In England in late September my left arm started to swell up a bit–mostly it seemed like my hand. This is the arm with the DVT (blood clot) under the collarbone, and thus the arm I’ve been wearing a lymphedema compression sleeve on since early April to try to prevent lymphedema from developing. Lymphedema is common in an arm when you’ve had lymph nodes in your armpit removed as part of breast cancer surgery, which I have–in 2006–though I never had a bit of trouble or swelling with it before the DVT. Anyway the DVT is a risk factor for lymphedema too, because it causes venous congestion, which is a different kind of swelling but can interfere with lymph drainage. You have a whole set of lymph vessels and lymph nodes in your body that collect and drain lymph fluid as part of your immune system–lymph takes away the used-up after-effects of infection and your body’s fight against infection. Lymph nodes are the stations along the way where your body kills off organisms that shouldn’t be in your system (making more by-products to get rid of). Then it all drains into your bloodstream at the end. So it’s kind of like the Gowanus Canal–you don’t want it to just SIT there not moving.
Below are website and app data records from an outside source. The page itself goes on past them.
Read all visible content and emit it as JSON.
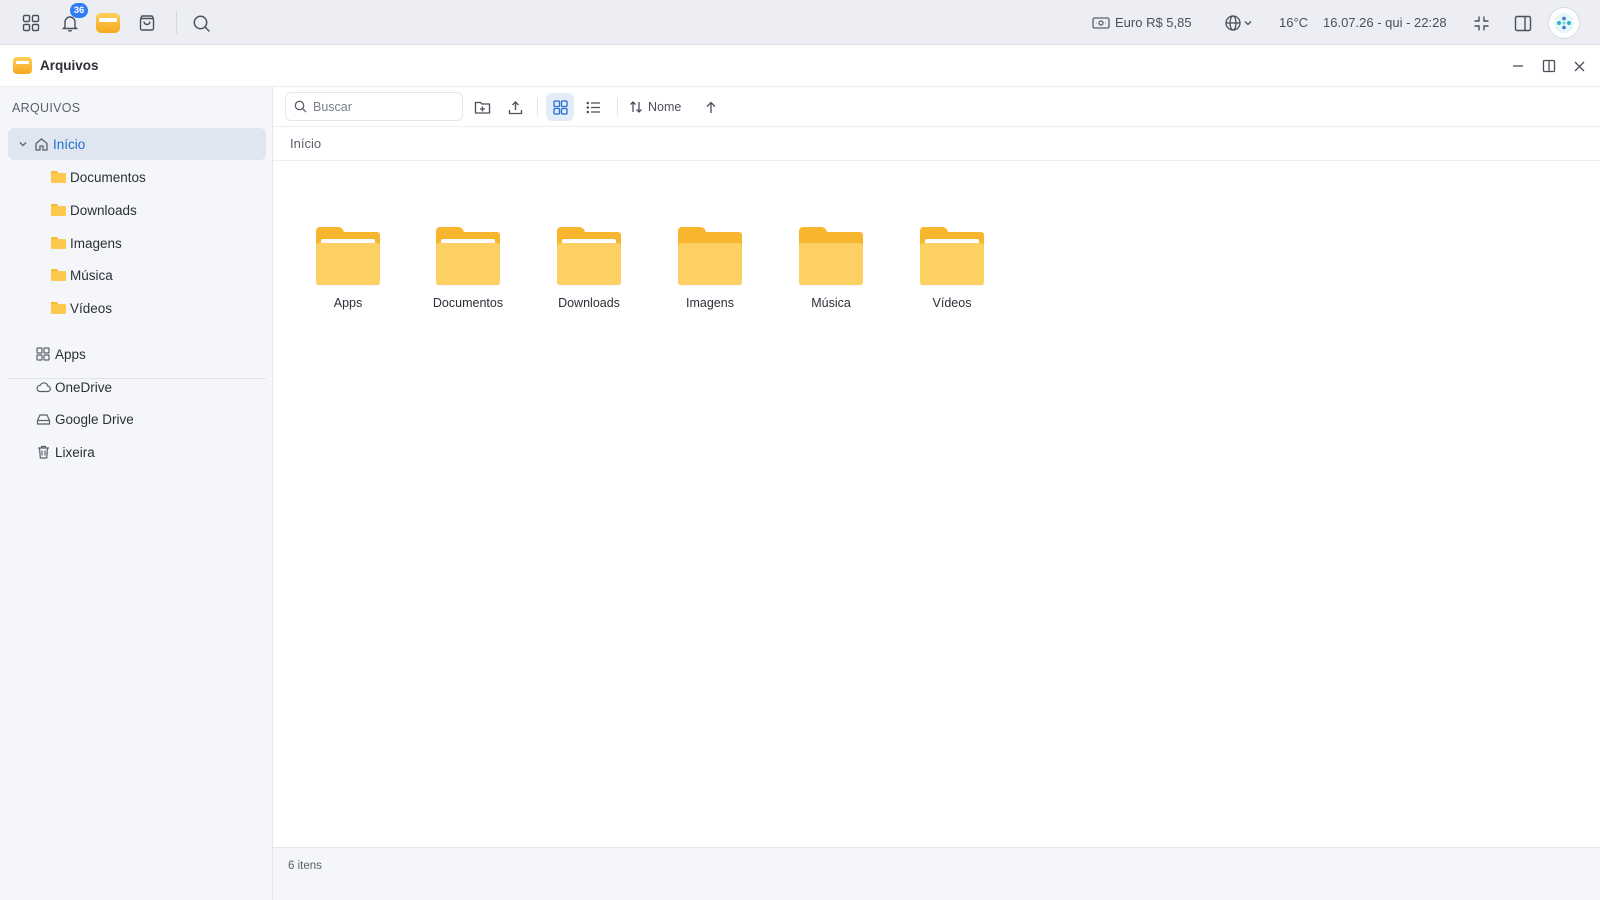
{
  "taskbar": {
    "notification_count": "36",
    "currency": "Euro R$ 5,85",
    "temperature": "16°C",
    "datetime": "16.07.26 - qui - 22:28"
  },
  "window": {
    "title": "Arquivos"
  },
  "sidebar": {
    "heading": "ARQUIVOS",
    "home": "Início",
    "folders": [
      "Documentos",
      "Downloads",
      "Imagens",
      "Música",
      "Vídeos"
    ],
    "locations": [
      "Apps",
      "OneDrive",
      "Google Drive",
      "Lixeira"
    ]
  },
  "toolbar": {
    "search_placeholder": "Buscar",
    "sort_label": "Nome"
  },
  "breadcrumb": "Início",
  "files": [
    "Apps",
    "Documentos",
    "Downloads",
    "Imagens",
    "Música",
    "Vídeos"
  ],
  "status": "6 itens",
  "colors": {
    "accent": "#1f6fd1",
    "folder": "#fdd064",
    "badge": "#2f7cf6"
  }
}
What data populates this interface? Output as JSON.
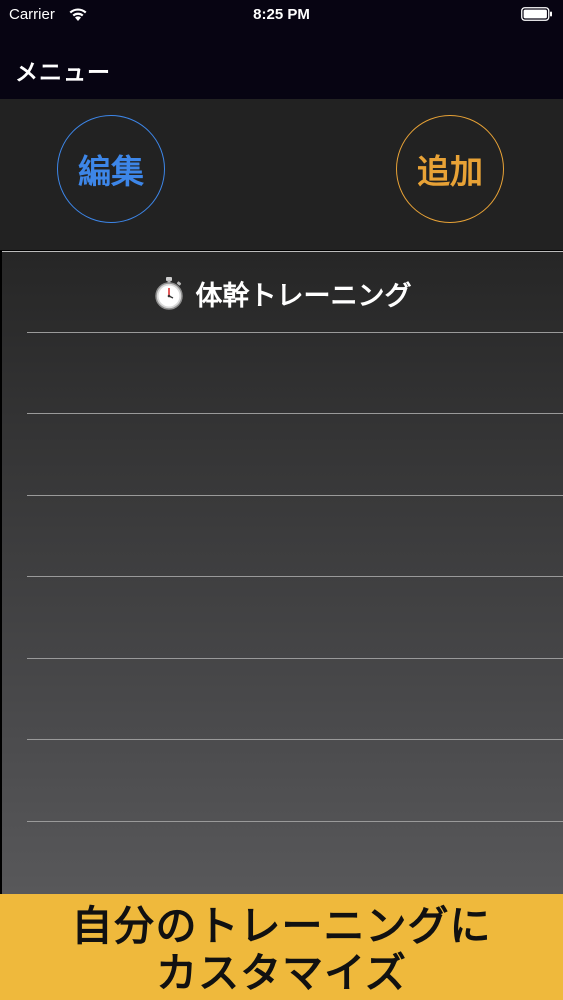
{
  "status_bar": {
    "carrier": "Carrier",
    "time": "8:25 PM",
    "wifi_icon": "wifi-icon",
    "battery_icon": "battery-icon"
  },
  "nav": {
    "title": "メニュー"
  },
  "toolbar": {
    "edit_label": "編集",
    "add_label": "追加",
    "edit_color": "#3d86e8",
    "add_color": "#e8a236"
  },
  "list": {
    "header_icon": "stopwatch-icon",
    "header_title": "体幹トレーニング",
    "rows": [
      "",
      "",
      "",
      "",
      "",
      "",
      ""
    ]
  },
  "banner": {
    "line1": "自分のトレーニングに",
    "line2": "カスタマイズ",
    "background": "#efb93c"
  }
}
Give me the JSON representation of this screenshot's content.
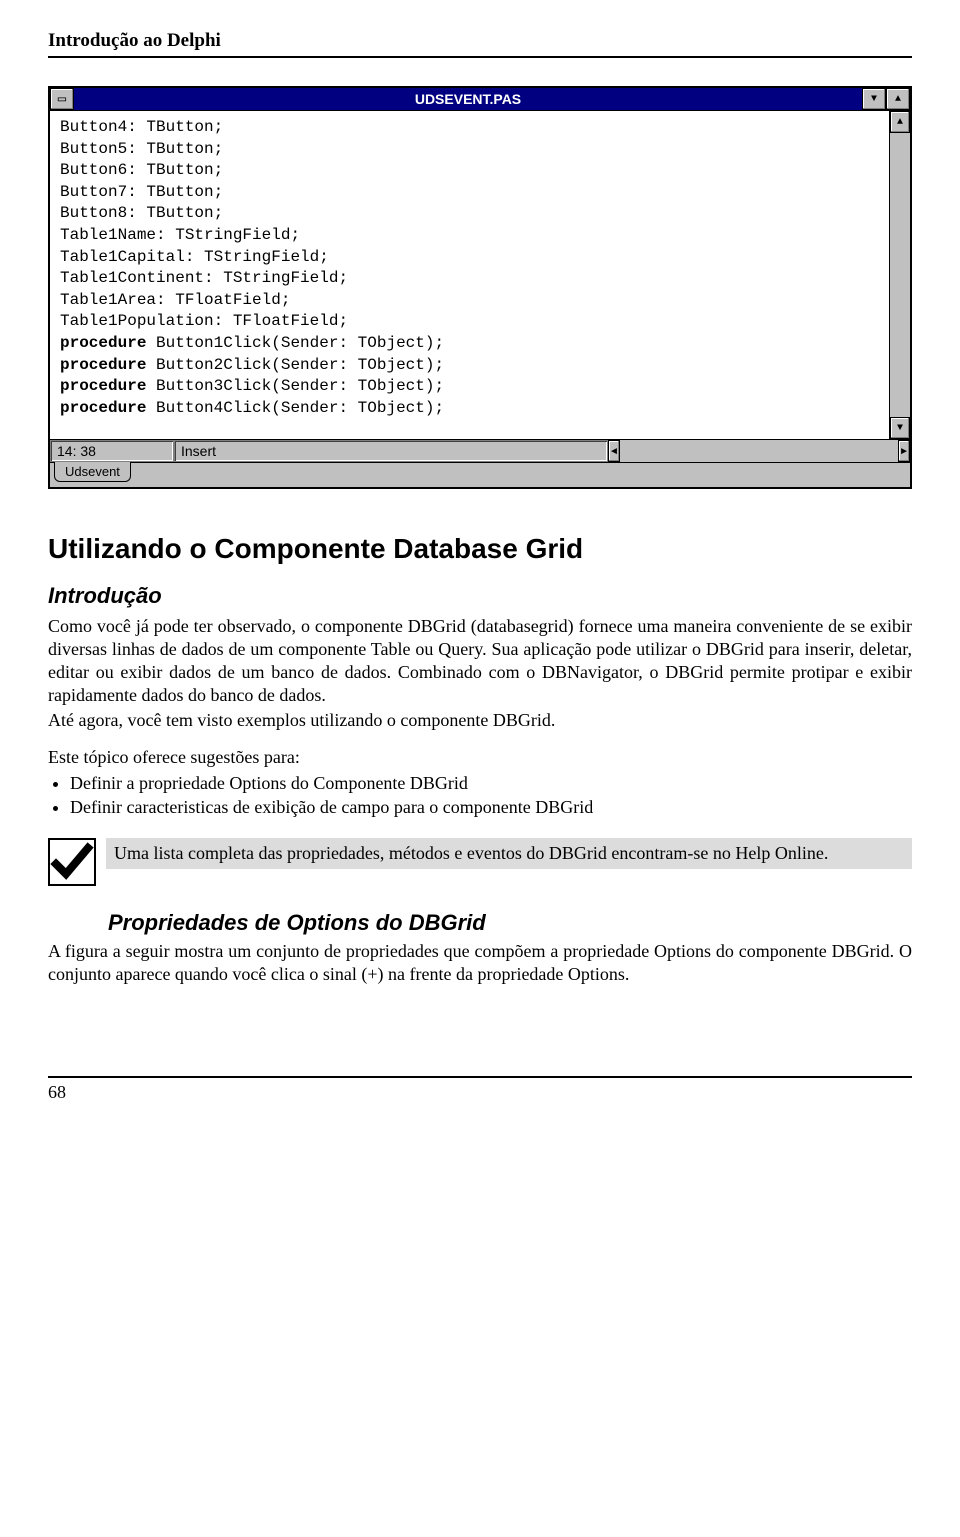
{
  "header": {
    "title": "Introdução ao Delphi"
  },
  "window": {
    "title": "UDSEVENT.PAS",
    "code_lines": [
      {
        "t": "Button4: TButton;"
      },
      {
        "t": "Button5: TButton;"
      },
      {
        "t": "Button6: TButton;"
      },
      {
        "t": "Button7: TButton;"
      },
      {
        "t": "Button8: TButton;"
      },
      {
        "t": "Table1Name: TStringField;"
      },
      {
        "t": "Table1Capital: TStringField;"
      },
      {
        "t": "Table1Continent: TStringField;"
      },
      {
        "t": "Table1Area: TFloatField;"
      },
      {
        "t": "Table1Population: TFloatField;"
      },
      {
        "kw": "procedure",
        "t": " Button1Click(Sender: TObject);"
      },
      {
        "kw": "procedure",
        "t": " Button2Click(Sender: TObject);"
      },
      {
        "kw": "procedure",
        "t": " Button3Click(Sender: TObject);"
      },
      {
        "kw": "procedure",
        "t": " Button4Click(Sender: TObject);"
      }
    ],
    "status": {
      "pos": "14: 38",
      "mode": "Insert"
    },
    "tab": "Udsevent"
  },
  "content": {
    "h1": "Utilizando o Componente Database Grid",
    "intro_h": "Introdução",
    "p1": "Como você já pode ter observado, o componente DBGrid (databasegrid) fornece uma maneira conveniente de se exibir diversas linhas de dados de um componente Table ou Query. Sua aplicação pode utilizar o DBGrid para inserir, deletar, editar ou exibir dados de um banco de dados. Combinado com o DBNavigator, o DBGrid permite protipar e exibir rapidamente dados do banco de dados.",
    "p2": "Até agora, você  tem visto exemplos utilizando o componente DBGrid.",
    "p3": "Este tópico oferece sugestões para:",
    "bullets": [
      "Definir a propriedade Options do Componente DBGrid",
      "Definir caracteristicas de exibição de campo para o componente DBGrid"
    ],
    "note": "Uma lista completa das propriedades, métodos e eventos do DBGrid encontram-se no Help Online.",
    "h2": "Propriedades de Options do DBGrid",
    "p4": "A figura a seguir mostra um conjunto de propriedades que compõem a propriedade Options do componente DBGrid. O conjunto aparece quando você clica o sinal (+) na frente da propriedade Options."
  },
  "footer": {
    "page": "68"
  }
}
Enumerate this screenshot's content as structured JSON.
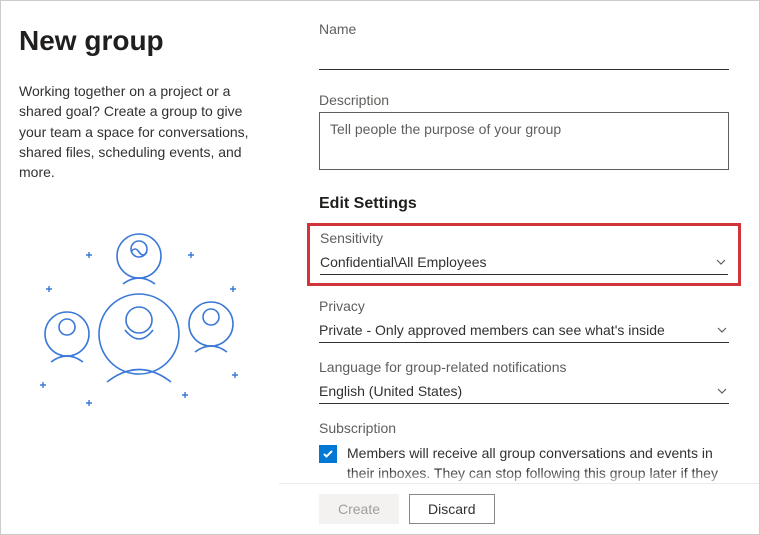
{
  "left": {
    "title": "New group",
    "description": "Working together on a project or a shared goal? Create a group to give your team a space for conversations, shared files, scheduling events, and more."
  },
  "form": {
    "name_label": "Name",
    "name_value": "",
    "description_label": "Description",
    "description_placeholder": "Tell people the purpose of your group",
    "description_value": "",
    "edit_settings_heading": "Edit Settings",
    "sensitivity_label": "Sensitivity",
    "sensitivity_value": "Confidential\\All Employees",
    "privacy_label": "Privacy",
    "privacy_value": "Private - Only approved members can see what's inside",
    "language_label": "Language for group-related notifications",
    "language_value": "English (United States)",
    "subscription_label": "Subscription",
    "subscription_checked": true,
    "subscription_text": "Members will receive all group conversations and events in their inboxes. They can stop following this group later if they"
  },
  "buttons": {
    "create": "Create",
    "discard": "Discard"
  }
}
You can check out this image to show the lymphatic system: Diagram of lymphatic system if you’re interested
Anyway there I was with possible lymphedema, but before I knew it I had blood clots in my lungs, and wasn’t allowed to follow up on the arm swelling because massaging the arm/shoulder might loosen up a few more clots. So I didn’t get to go until I was safely back on blood thinners for a while–Thursday before last. I learned how to wrap my arm in “graduated compression” bandages and look like a mummy. This, along with gentle massage of the lymph channels from my hand to my neck including my left side, would encourage the static lymph fluid to move along as it should. But it might take many weeks. ARGH! Another self-care thing to do, and this one takes about 20 minutes a day. Just what I needed. Then before my next followup appointment I was in the hospital with pneumonia. So I had to cancel last week’s appointments but it was really working! So I was excited to go in on Tuesday and show off my progress. Which was indeed impressive. (I think it’s because it was only a month of not treating it–not enough time for the lymph vessels themselves to get too damaged, so the flow out of my arm can still happen the regular way rather than slowly through the tissue itself. (Remember, everything in the circulatory system and lymph system works by differential pressures of different substances, and everything moves toward a lower-pressure area if it can. Veins and lymph vessels don’t pump their fluids themselves at all.)
Anyway, for some geeky reason I thought it would be fun to show how the graduated-compression wrapping works. So here is a brief photo series.
The prescription is to wrap the arm 23 hours a day!
When it’s time to redo the compression wrapping, first I take all the wrappings off my arm.
Then I shower. Then I apply more moisturizer than I normally would.
Then I tackle rolling up the bandages again (which are like Ace bandages but you don’t stretch them much at all).
So here are all the things I need, all ready for the wrap job. (Which I have decided to consider as a craft project.)
3 bandages in different widths, but first: the stockingette sleeve and the foam layer.
Then three bandages, finally secured with those little clips.
It all takes about 10 minutes from here.
First the stockingette sleeve with a hole cut for the thumb. This protects the arm skin.
Then the foam strip gets wrapped from the thumb around the arm up to the upper arm and tucked in to itself. This provides more padding and protection for the arm.
Next comes the narrow bandage that starts at the wrist and wraps over the hand 3-4 times, then goes up the arm until the end. Then a piece of surgical tape secures it (though again, it isn’t wrapped very tightly).
Don’t tape the foam or it rips!
Next the medium-width bandage, which starts below the wrist and goes up as high as it goes, then gets taped.
You’re supposed to avoid wrinkles in the bandages. But you also wrap it loosely enough that you can move your elbow freely.
Finally I put on the third, widest bandage, which often needs some assistance to get right, because though it starts below the elbow, it goes almost to the shoulder and it’s hard to do it right way up there where I can’t really see.
That bandage gets secured with the clips and then–pro tip!–tape goes over the clips to keep their sharp edges from catching on my clothes.
Then the extra stockingette gets pulled down over the top of the bandage to further protect my tender skin.
Voila! All done until the next shower.
And it’s working really well! They told me 4-6 weeks of wrapping before the arm would go down enough to stop wrapping and switch to a new fit and strength of compression sleeve instea, but by next week I’ll be ready for that step. Yay! (You should have seen the left arm–on the right in this picture–a couple weeks ago. It looked like a quite overweight person’s arm–still arm-shaped, but really big and round in all dimensions, and tense.
I need that right now because I’m still knocked out by the pneumonia (and blood clots in the lungs) and everything else seems like a big challenge everywhere I turn.
We are receiving so much help and company that it is easy to keep my mood basically positive most of the time, though.